- If you are not feeling well and have COVID symptoms, self isolate and take a test
- Try to stay at home if you are feeling unwell
- Wash your hands regularly to help limit the spread of COVID-19
- Download and use the NHS COVID-19 App
To learn more about keeping communities safe during autumn and winter, please register to attend a Cabinet Office and NHS Test & Trace webinar on Monday 20th September, 3 - 4 pm.
Ensuring these protections are a part of our everyday behaviours will control the transmission of the virus as we return to a more normal life."
This week's key messages are:
- More than 80 per cent of people in the UK, aged over 16, have had two doses of a vaccine. Please encourage those not vaccinated to get a jab. Encourage people to continue to use the NHS COVID-19 App.
- Maintain key safety behaviours such as fresh air, testing, face coverings, using the NHS COVID-19 App, and hand washing.
Other useful resources:
Ofsted Reports – Covid-19 Series: Briefings on Schools, FE and Skills and Social Care

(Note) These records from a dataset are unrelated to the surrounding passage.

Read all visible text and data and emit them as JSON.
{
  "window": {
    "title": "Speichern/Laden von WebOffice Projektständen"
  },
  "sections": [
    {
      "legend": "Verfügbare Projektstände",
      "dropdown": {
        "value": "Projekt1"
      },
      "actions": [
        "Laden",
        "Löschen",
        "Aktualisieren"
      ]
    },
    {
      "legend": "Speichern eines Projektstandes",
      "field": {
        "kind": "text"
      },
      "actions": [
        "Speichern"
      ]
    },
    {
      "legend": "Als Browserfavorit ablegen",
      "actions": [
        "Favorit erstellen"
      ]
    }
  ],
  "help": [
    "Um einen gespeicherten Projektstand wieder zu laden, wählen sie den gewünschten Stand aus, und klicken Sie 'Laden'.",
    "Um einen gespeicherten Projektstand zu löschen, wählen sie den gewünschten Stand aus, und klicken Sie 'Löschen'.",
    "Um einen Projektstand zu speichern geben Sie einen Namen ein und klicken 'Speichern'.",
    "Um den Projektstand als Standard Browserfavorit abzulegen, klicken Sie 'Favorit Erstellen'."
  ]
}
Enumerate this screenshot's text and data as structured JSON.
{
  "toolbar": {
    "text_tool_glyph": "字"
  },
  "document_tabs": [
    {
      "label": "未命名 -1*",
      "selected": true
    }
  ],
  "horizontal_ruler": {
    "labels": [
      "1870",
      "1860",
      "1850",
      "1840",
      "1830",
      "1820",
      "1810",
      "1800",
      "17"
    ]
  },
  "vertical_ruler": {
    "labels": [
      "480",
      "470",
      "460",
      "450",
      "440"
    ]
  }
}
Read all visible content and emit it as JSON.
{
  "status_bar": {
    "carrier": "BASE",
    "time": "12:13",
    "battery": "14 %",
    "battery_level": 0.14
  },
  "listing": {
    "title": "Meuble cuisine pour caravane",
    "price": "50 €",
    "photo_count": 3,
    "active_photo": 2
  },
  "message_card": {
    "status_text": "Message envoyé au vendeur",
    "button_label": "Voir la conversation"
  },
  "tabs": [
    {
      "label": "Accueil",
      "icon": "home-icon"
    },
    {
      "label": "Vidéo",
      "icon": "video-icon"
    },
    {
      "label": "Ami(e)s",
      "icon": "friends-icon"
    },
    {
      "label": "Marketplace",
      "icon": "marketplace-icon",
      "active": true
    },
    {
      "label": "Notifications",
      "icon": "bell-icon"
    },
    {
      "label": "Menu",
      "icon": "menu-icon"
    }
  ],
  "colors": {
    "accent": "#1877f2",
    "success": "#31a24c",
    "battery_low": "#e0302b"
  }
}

On 17 March 2020, all routine Ofsted inspections were suspended due to the COVID-19 (coronavirus) pandemic. As part of a phased return to routine inspection, Ofsted has been carrying out interim visits to schools from autumn 2020 and has provided a series of reports and briefings on schools and social care providers. Ofsted’s return to inspection in 2021 will happen in phases, with no graded inspections for education or social care providers planned before the summer term. The most recent briefings are linked below:
- Covid-19 Series: briefing on schools (October 2020) Includes how pupils were returning to schools (or not) and adaptations to the curriculum, as well as challenges faced by the schools
- Covid-19 series: briefing on local area’s SEND provision (October 2020) Ofsted and Quality Care Commission report on visits to hear about the experiences of children and young people with special educational needs and disabilities (SEND), their families and the practitioners and leaders who are supporting them during the pandemic. Findings outline the challenges for children and families, which have been exacerbated, struggling without their usual routines and support services, as well as the impacts on Carers mental health and on the relationships between families, services and practitioners
- Covid-19 series: briefing on children’s social care providers (November 2020) The third in the series, this briefing focuses on children in secure children’s homes (SCHs) and independent foster care. Some of the main findings include the increased anxiety for children moving into SCHs due to Covid-19 restrictions, staff shortages and conversely one to one education support being effective. In foster care, there was tailored support in place for Carers and close liaison with virtual schools to ensure education continued
- Covid-19 series: briefing on Early Years (November 2020) Main findings relate to how children have (were) returning into their routines, the financial impact on providers, concerns over children’s personal, social and emotional development, the impact on staff wellbeing and changes that have had to be made, including more training on language and communication, SEND and mental health
- Covid-19 series: briefing on Further Education and Skills (November 2020) Main findings include a reduction in face to face provision, curriculum sequencing becoming disjointed, having to adapt and change curriculum content and gaps in learners’ knowledge. Leads are making more mental health and safeguarding referrals than usual and many are incorporating wellbeing activities into the curriculum to support learners. Integrating practical elements into courses is challenging, as is finding work placements and work experience